Correction: If you search for the calendar on its own, rather than from the Thunderbird extensions, you’ll find the days-old update that does work with the current version of Thunderbird. Sadly, it didn’t automagically import the events from my old calendar install. Everything else seems to work just fine, though. Another disappointment is that in the old Mozilla Suite, the calendar had a start menu icon of a calendar, now it shares the same icon as Thunderbird.

So I don’t really know what I’m going to do now. Tonight I installed Firefox & Thunderbird, and this is the first blog post I’m writing on it. These are all minor problems, and I still prefer this over IE/OE, but I have a feeling I might slip back towards SeaMonkey. Of course, I can see how for many people, the stand-alone Firefox is better. After all, many people only have webmail accounts now, and so have no need for a POP/IMAP client like Thunderbird. Plus, separate programs (even though they are incestually related in their rich content message rendering) is the way Micro$oft does things, so why shouldn’t Mozilla follow that lead?

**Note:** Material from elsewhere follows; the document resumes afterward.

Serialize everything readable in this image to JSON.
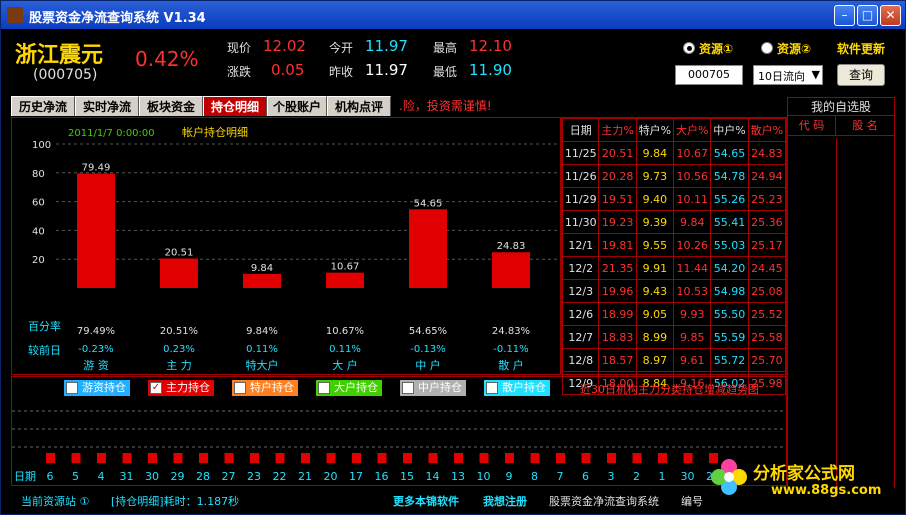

Some quick tips for new Firefox/Mozilla users:

  • F11 will get rid of the title bar and status bar, making your viewable page area as large as possible. F11 again to bring it all back.
  • CTRL-T opens a new tab; CTRL-N for a new window.
  • CTRL-click a link to open it in a new tab.
  • The bookmarks toolbar is a handy way to keep those most essential dozen or so bookmarks readily available. If you don’t really need it though, then you might as well uncheck it from the “view” menu and give yourself another line of viewable page space.
  • You can use Thunderbird to subscribe to blogs and get them automagically downloaded to your computer just like an email message. It’s not as pretty, but it can be faster. Note that this does work for my site, unlike the live bookmarks. I’m in the process of writing a quick tutorial on it, watch the page pane on the right for more.

One Response to “Firefox & Thunderbird”

  1. netbug Says:

    I use IE and Outlook.

    I shouldn’t.

    But I do.

    I need a new PC. I think I mentioned this.